• Directions for this task: Find the lines in the records that carry the word "Essay". Copy each one.

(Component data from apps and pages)
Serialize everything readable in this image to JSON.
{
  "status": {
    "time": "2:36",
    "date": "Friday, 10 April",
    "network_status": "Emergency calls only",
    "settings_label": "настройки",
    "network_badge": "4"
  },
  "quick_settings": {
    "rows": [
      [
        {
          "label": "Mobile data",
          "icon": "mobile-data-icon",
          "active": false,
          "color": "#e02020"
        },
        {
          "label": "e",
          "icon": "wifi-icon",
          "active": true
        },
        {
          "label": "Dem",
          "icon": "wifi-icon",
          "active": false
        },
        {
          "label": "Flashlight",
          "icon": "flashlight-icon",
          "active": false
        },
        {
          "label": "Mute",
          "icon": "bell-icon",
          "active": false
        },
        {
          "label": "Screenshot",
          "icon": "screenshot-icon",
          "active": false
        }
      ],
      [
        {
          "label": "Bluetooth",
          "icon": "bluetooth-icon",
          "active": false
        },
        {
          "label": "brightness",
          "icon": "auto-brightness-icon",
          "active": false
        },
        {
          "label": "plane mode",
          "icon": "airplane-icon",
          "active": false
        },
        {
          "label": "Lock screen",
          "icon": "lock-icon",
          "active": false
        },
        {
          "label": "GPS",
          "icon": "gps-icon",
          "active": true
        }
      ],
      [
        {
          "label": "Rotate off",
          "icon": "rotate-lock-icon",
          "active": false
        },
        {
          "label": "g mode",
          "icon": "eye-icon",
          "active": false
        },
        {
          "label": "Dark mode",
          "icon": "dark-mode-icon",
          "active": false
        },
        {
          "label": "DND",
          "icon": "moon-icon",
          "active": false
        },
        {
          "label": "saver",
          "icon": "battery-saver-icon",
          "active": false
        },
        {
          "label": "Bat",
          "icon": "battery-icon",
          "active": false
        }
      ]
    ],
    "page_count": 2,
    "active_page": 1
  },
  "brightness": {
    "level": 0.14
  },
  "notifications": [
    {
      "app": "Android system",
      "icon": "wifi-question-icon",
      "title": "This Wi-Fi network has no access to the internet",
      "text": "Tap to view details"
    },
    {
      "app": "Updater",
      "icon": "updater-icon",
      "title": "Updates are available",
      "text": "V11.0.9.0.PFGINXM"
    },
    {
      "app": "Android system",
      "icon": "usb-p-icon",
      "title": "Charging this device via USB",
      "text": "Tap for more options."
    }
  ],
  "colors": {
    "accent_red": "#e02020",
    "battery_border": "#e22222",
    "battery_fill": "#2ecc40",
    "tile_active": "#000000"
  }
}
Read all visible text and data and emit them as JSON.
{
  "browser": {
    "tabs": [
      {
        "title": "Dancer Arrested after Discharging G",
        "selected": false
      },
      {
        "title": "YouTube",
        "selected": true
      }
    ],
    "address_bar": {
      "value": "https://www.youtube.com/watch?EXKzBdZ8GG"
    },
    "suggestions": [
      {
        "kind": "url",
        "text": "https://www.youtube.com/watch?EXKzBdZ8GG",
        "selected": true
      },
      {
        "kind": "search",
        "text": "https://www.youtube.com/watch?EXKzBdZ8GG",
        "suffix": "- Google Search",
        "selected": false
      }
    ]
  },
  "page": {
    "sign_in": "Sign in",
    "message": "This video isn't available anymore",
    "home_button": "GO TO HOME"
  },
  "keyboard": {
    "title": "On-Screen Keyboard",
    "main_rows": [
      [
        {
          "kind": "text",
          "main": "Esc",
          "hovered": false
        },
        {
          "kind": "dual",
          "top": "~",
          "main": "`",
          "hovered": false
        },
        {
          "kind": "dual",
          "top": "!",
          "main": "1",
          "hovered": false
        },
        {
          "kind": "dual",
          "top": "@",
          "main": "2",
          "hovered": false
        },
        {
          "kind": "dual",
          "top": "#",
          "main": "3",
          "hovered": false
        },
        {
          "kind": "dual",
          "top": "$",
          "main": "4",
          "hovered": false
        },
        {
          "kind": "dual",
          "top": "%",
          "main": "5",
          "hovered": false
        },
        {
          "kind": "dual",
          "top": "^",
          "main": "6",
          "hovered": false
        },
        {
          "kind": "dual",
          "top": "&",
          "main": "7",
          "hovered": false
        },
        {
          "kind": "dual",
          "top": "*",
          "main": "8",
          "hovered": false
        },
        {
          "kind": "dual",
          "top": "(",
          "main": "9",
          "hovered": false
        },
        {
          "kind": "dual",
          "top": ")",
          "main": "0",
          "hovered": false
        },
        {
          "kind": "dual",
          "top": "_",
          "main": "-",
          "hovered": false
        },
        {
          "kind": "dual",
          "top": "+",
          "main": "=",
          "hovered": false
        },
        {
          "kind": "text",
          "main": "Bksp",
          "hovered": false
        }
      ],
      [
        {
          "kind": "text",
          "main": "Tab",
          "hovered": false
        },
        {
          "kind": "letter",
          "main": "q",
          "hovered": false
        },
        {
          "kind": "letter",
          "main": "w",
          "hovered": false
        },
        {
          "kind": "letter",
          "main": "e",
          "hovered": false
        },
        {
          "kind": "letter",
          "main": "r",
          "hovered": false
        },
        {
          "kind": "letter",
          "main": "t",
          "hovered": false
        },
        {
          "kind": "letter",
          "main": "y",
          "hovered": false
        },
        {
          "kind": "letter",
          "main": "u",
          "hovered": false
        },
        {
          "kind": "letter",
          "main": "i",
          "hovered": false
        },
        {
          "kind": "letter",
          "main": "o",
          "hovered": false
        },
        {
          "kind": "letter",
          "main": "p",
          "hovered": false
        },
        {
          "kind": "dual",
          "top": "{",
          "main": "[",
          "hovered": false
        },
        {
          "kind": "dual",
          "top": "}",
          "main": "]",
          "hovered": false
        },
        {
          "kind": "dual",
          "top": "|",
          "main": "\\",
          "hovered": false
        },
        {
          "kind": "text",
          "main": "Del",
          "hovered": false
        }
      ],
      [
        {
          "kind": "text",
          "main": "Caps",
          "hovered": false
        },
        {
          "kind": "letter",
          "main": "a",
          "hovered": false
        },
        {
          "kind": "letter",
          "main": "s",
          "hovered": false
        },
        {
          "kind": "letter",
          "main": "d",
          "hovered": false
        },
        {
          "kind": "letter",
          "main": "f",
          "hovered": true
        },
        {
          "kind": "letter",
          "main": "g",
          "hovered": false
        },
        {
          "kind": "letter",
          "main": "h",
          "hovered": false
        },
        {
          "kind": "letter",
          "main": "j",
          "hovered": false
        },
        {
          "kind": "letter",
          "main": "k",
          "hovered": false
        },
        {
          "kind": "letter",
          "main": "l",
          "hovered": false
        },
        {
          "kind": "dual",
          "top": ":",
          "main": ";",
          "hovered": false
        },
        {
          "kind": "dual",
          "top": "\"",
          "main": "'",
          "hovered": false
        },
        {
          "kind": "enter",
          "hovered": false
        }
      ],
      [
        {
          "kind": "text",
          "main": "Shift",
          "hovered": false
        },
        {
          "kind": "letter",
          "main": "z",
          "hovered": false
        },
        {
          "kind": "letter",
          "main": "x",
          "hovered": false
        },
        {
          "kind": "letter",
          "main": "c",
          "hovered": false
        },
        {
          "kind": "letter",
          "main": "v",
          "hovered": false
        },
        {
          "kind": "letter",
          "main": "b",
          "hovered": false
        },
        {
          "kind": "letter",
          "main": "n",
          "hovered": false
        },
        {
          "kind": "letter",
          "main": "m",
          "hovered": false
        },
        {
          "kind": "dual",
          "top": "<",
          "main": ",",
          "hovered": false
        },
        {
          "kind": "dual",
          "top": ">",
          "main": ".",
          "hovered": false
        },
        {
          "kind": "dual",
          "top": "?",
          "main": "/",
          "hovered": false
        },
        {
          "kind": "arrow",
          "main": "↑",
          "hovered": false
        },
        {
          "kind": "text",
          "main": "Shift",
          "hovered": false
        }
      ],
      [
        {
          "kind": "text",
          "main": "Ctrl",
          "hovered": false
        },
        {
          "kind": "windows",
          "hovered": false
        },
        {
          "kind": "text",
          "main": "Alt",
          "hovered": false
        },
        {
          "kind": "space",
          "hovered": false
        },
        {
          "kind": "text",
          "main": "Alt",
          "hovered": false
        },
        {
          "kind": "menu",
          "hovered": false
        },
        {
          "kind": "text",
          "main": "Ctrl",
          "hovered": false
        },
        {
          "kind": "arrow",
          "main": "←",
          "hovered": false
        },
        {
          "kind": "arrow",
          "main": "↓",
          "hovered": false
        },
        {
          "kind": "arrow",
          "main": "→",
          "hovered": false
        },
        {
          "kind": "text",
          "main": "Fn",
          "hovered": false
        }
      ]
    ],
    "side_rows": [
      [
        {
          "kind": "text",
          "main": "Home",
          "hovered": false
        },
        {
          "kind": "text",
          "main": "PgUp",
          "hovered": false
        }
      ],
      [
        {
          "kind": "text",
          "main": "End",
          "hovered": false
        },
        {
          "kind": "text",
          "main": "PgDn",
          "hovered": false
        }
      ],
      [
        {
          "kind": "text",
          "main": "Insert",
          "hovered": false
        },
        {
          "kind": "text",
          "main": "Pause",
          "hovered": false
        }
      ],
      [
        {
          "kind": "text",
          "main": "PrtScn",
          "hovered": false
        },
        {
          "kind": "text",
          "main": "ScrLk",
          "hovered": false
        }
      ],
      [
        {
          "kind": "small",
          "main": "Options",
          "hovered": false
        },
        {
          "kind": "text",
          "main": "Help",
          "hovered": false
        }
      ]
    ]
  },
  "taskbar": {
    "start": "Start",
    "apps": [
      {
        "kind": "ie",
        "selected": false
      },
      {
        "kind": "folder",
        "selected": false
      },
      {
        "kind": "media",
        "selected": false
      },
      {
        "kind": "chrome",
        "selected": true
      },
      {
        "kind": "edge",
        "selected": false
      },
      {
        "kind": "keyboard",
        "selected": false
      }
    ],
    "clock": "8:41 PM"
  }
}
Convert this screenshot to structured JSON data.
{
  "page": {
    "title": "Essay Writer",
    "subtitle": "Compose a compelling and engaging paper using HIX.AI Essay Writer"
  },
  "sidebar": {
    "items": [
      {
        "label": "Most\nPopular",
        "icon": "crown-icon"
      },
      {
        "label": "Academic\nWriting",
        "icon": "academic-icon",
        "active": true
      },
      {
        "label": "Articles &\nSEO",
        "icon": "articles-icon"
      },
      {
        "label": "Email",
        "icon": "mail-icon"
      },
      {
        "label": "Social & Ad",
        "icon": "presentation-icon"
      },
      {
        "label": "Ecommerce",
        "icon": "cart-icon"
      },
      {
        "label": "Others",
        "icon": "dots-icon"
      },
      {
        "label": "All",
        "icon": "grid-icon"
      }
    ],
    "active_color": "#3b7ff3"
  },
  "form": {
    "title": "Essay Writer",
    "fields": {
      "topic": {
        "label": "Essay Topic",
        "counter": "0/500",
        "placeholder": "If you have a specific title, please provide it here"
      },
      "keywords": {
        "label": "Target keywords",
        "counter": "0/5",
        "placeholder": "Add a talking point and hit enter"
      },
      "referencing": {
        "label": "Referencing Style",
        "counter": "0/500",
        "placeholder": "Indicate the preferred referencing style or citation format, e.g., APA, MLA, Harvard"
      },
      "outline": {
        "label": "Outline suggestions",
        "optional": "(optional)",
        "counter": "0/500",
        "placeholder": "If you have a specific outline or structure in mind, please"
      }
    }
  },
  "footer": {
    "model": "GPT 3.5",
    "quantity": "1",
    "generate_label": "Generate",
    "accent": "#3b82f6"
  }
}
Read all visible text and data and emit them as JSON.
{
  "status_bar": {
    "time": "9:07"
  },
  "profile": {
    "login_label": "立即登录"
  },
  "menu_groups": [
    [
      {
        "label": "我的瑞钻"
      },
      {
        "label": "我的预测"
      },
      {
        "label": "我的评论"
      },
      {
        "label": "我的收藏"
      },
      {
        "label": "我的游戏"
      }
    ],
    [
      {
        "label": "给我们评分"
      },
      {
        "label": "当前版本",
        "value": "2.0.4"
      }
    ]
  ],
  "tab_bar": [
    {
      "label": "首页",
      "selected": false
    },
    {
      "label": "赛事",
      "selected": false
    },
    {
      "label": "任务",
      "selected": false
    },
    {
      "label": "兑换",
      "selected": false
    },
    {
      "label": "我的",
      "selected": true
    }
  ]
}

• Exercise solution:
    "title": "Essay Writer",
    "subtitle": "Compose a compelling and engaging paper using HIX.AI Essay Writer"
    "title": "Essay Writer",
        "label": "Essay Topic",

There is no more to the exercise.